-- Opening Marker --

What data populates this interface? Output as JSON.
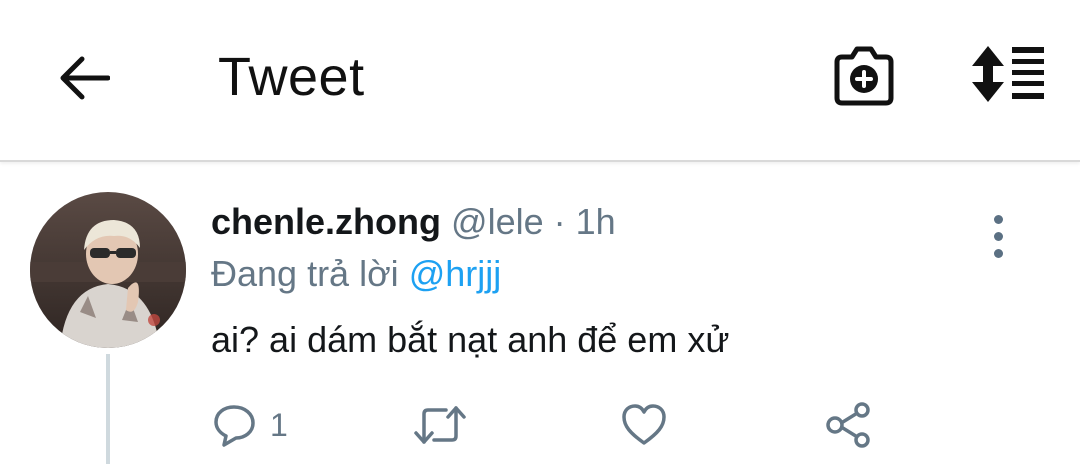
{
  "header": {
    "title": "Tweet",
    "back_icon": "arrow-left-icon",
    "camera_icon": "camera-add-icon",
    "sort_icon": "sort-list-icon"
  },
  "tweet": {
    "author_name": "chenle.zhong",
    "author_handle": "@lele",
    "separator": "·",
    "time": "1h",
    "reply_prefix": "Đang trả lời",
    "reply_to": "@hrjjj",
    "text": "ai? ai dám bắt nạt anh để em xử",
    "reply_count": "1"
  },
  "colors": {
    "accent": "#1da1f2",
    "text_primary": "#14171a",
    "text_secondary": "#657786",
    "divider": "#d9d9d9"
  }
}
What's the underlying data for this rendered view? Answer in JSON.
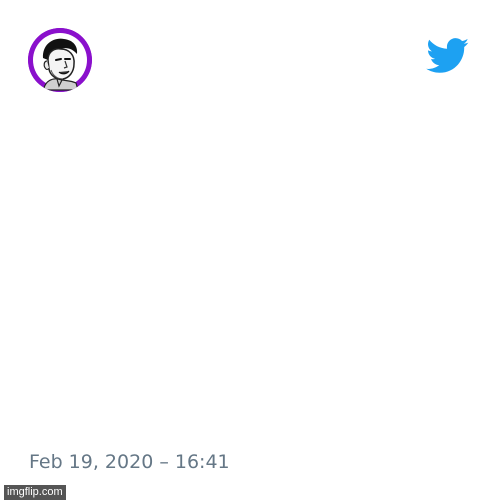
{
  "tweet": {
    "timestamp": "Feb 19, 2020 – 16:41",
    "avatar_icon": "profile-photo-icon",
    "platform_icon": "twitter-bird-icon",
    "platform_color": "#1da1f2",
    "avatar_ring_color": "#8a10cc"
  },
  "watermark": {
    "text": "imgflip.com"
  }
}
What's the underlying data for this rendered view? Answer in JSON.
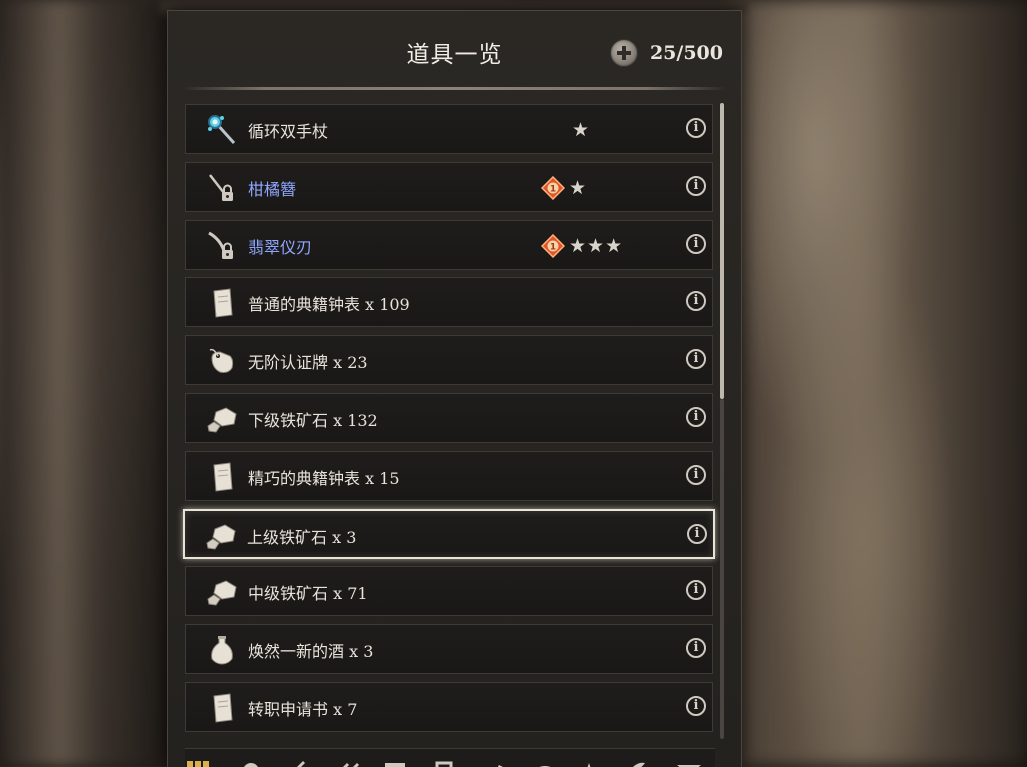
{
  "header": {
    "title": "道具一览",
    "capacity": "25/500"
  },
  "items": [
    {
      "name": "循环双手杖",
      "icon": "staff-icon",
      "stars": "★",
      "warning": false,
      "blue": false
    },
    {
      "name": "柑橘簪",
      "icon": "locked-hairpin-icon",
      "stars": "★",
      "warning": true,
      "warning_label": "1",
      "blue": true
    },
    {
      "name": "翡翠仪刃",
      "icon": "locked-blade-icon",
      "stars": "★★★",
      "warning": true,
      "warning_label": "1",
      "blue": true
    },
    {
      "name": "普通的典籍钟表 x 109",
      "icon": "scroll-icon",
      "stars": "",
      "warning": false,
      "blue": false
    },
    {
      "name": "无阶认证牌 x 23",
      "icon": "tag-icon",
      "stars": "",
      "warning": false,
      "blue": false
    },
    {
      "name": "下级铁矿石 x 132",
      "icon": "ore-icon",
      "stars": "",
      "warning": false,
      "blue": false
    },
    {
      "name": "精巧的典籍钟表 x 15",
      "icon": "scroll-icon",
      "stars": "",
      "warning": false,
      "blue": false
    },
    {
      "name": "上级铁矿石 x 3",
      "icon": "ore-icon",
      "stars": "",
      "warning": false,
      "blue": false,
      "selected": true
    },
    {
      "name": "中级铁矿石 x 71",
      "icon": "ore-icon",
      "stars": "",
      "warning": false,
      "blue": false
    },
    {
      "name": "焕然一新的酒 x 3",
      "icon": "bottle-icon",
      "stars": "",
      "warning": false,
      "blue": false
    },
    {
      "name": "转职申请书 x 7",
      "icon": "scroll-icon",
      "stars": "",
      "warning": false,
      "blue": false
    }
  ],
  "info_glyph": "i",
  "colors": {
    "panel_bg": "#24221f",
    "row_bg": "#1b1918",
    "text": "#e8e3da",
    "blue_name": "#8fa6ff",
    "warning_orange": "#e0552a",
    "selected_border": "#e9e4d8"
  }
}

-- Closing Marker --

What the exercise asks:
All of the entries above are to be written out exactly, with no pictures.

Result of the task:
What data populates this interface? Output as JSON.
{
  "header": {
    "title": "Tweet",
    "back_icon": "arrow-left-icon",
    "camera_icon": "camera-add-icon",
    "sort_icon": "sort-list-icon"
  },
  "tweet": {
    "author_name": "chenle.zhong",
    "author_handle": "@lele",
    "separator": "·",
    "time": "1h",
    "reply_prefix": "Đang trả lời",
    "reply_to": "@hrjjj",
    "text": "ai? ai dám bắt nạt anh để em xử",
    "reply_count": "1"
  },
  "colors": {
    "accent": "#1da1f2",
    "text_primary": "#14171a",
    "text_secondary": "#657786",
    "divider": "#d9d9d9"
  }
}
What's the underlying data for this rendered view? Answer in JSON.
{
  "tweet": {
    "timestamp": "Feb 19, 2020 – 16:41",
    "avatar_icon": "profile-photo-icon",
    "platform_icon": "twitter-bird-icon",
    "platform_color": "#1da1f2",
    "avatar_ring_color": "#8a10cc"
  },
  "watermark": {
    "text": "imgflip.com"
  }
}
What's the underlying data for this rendered view? Answer in JSON.
{
  "header": {
    "title": "道具一览",
    "capacity": "25/500"
  },
  "items": [
    {
      "name": "循环双手杖",
      "icon": "staff-icon",
      "stars": "★",
      "warning": false,
      "blue": false
    },
    {
      "name": "柑橘簪",
      "icon": "locked-hairpin-icon",
      "stars": "★",
      "warning": true,
      "warning_label": "1",
      "blue": true
    },
    {
      "name": "翡翠仪刃",
      "icon": "locked-blade-icon",
      "stars": "★★★",
      "warning": true,
      "warning_label": "1",
      "blue": true
    },
    {
      "name": "普通的典籍钟表 x 109",
      "icon": "scroll-icon",
      "stars": "",
      "warning": false,
      "blue": false
    },
    {
      "name": "无阶认证牌 x 23",
      "icon": "tag-icon",
      "stars": "",
      "warning": false,
      "blue": false
    },
    {
      "name": "下级铁矿石 x 132",
      "icon": "ore-icon",
      "stars": "",
      "warning": false,
      "blue": false
    },
    {
      "name": "精巧的典籍钟表 x 15",
      "icon": "scroll-icon",
      "stars": "",
      "warning": false,
      "blue": false
    },
    {
      "name": "上级铁矿石 x 3",
      "icon": "ore-icon",
      "stars": "",
      "warning": false,
      "blue": false,
      "selected": true
    },
    {
      "name": "中级铁矿石 x 71",
      "icon": "ore-icon",
      "stars": "",
      "warning": false,
      "blue": false
    },
    {
      "name": "焕然一新的酒 x 3",
      "icon": "bottle-icon",
      "stars": "",
      "warning": false,
      "blue": false
    },
    {
      "name": "转职申请书 x 7",
      "icon": "scroll-icon",
      "stars": "",
      "warning": false,
      "blue": false
    }
  ],
  "info_glyph": "i",
  "colors": {
    "panel_bg": "#24221f",
    "row_bg": "#1b1918",
    "text": "#e8e3da",
    "blue_name": "#8fa6ff",
    "warning_orange": "#e0552a",
    "selected_border": "#e9e4d8"
  }
}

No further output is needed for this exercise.